Marches in Los Angeles, Oakland, New York City, and other cities in the US are taking place in support of sex workers’ rights and safety. Women took to the street chanting and carrying signs in support of prostitution, claiming sex work is work and should be protected as any other profession would be.
The focus of these marches seemed to be a law signed into law by President Donald Trump that penalizes the owners and administrators of websites used to purchase unwilling or underaged prostitutes; a law being challenged by many because of the adverse effects on prostitute’s ability to get business.
In the interest of objectivity, it must be stated that many of these objections have some footing in reality. Cities that had websites that facilitated contact between sex workers and customers saw a dramatic reduction in rape and murder of sex workers, however, these same sites were being used to traffic underage people and sex slaves and thus the argument for keeping them functional is a hard sell.

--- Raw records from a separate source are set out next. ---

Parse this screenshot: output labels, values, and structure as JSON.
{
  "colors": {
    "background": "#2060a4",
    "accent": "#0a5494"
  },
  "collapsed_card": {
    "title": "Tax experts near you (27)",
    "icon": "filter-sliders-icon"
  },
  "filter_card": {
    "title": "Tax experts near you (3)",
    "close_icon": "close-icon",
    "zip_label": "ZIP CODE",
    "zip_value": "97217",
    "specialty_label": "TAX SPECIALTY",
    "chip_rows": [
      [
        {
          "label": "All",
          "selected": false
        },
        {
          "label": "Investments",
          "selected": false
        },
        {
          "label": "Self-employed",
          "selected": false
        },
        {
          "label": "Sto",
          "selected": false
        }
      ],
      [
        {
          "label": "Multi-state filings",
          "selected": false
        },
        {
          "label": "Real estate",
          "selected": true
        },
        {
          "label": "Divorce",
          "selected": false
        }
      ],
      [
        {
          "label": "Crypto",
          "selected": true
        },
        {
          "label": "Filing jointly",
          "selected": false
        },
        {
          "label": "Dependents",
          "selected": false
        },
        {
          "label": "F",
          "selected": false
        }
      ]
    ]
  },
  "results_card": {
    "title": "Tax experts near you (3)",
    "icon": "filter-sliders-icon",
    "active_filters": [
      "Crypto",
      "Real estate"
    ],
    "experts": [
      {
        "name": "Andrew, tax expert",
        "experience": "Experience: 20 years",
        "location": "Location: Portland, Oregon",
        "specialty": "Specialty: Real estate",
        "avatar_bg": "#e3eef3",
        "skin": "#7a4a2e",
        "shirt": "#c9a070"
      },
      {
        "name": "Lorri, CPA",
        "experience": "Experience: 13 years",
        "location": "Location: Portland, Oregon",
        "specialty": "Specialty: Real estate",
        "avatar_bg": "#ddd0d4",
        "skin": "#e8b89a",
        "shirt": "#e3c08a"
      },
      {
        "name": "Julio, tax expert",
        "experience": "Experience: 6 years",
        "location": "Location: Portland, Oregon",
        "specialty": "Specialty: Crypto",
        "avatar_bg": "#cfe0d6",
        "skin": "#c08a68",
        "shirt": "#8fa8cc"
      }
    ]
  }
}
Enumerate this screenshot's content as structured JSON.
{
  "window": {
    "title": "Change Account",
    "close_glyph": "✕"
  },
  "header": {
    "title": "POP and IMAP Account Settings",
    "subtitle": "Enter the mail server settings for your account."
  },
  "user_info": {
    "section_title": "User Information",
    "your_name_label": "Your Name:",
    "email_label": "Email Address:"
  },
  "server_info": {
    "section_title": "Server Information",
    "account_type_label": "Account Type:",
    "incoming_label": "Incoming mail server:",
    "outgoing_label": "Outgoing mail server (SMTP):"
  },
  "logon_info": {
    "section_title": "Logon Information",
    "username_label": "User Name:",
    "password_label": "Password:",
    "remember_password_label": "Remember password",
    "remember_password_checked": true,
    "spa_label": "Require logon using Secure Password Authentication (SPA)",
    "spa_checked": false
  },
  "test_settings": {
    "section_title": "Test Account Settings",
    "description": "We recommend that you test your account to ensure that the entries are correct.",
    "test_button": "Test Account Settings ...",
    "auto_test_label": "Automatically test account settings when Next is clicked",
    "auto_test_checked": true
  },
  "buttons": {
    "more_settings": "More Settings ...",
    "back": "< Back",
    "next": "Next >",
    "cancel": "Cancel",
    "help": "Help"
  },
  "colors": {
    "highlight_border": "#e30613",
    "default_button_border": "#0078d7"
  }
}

The glorification and vindication of prostitution is front and centre in many political circles, claiming people have the right to do with their body whatever they wish. The argument can be made that this is true and that a willing exchange between two adults should not be regulated purely on moral grounds, however, the story is not so simple.

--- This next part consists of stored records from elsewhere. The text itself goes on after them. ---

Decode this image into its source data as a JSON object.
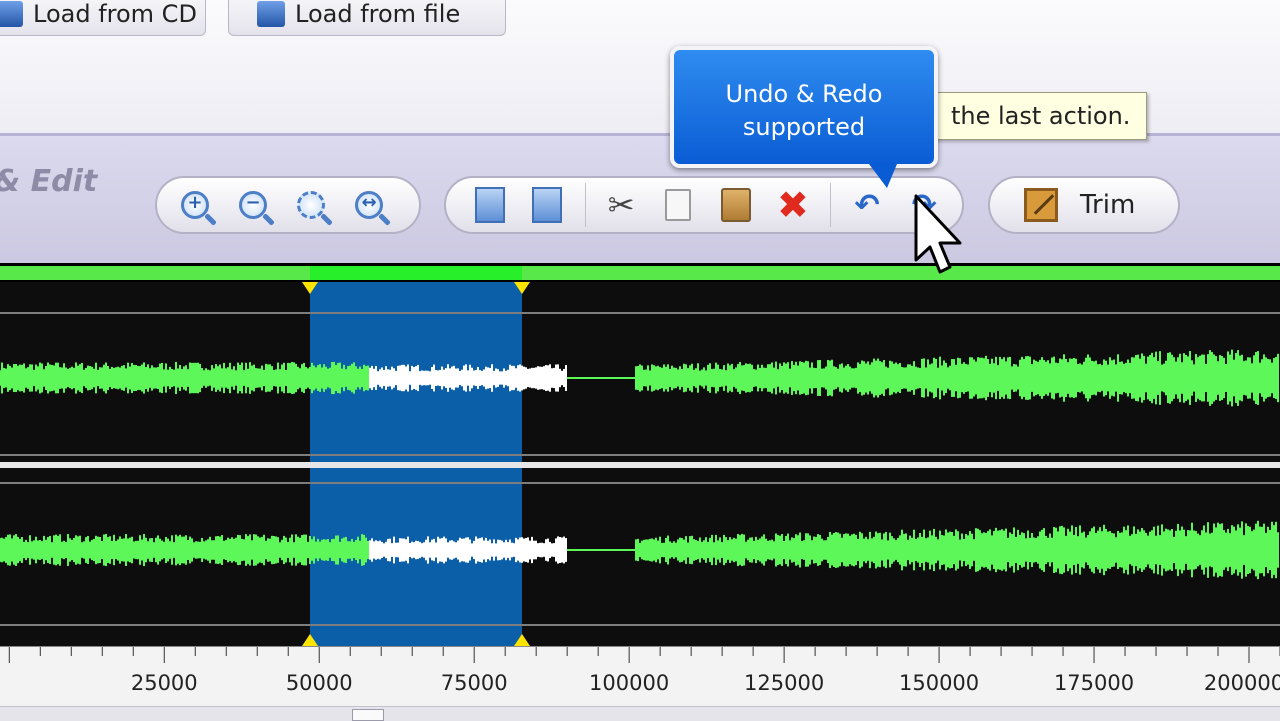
{
  "load": {
    "cd_label": "Load from CD",
    "file_label": "Load from file"
  },
  "edit_panel": {
    "title": "& Edit",
    "zoom_tools": [
      {
        "name": "zoom-in-icon",
        "glyph": "+"
      },
      {
        "name": "zoom-out-icon",
        "glyph": "−"
      },
      {
        "name": "zoom-selection-icon",
        "glyph": ""
      },
      {
        "name": "zoom-fit-icon",
        "glyph": "↔"
      }
    ],
    "trim_label": "Trim"
  },
  "tooltip": {
    "text": "the last action."
  },
  "callout": {
    "line1": "Undo & Redo",
    "line2": "supported"
  },
  "waveform": {
    "colors": {
      "wave": "#5ef75a",
      "selected_wave": "#ffffff",
      "selection": "#0b5fa8",
      "marker": "#ffe400"
    },
    "selection_range": [
      58000,
      90000
    ],
    "silence_range": [
      90000,
      101000
    ]
  },
  "ruler": {
    "range": [
      -1500,
      205000
    ],
    "labels": [
      "25000",
      "50000",
      "75000",
      "100000",
      "125000",
      "150000",
      "175000",
      "200000"
    ]
  }
}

We know that most sex-workers are constantly exposed to dangerous situations, violence, and rape, not to mention that many of them are motivated to do this because of substance abuse or mental illness that impedes their ability to do any other type of work. Many prostitution protection advocates would push the narrative of the high-end empowered prostitute; however, this is using the exception to justify the general.
Women who sell sex at with large monetary returns and are not exposed to dangerous situations and violence are overall pretty rare, and though it may seem like the so-called “whores’ march” is a group of women advocating in the interests of sex workers, it’s probably far more harmful to perpetuate the message that sex work is unlike other work and should be treated as such, as it may reduce motivation to help people who are in the industry and in need of help.
Deputy Editor, The Unshackled
Host of the Front and Center Podcast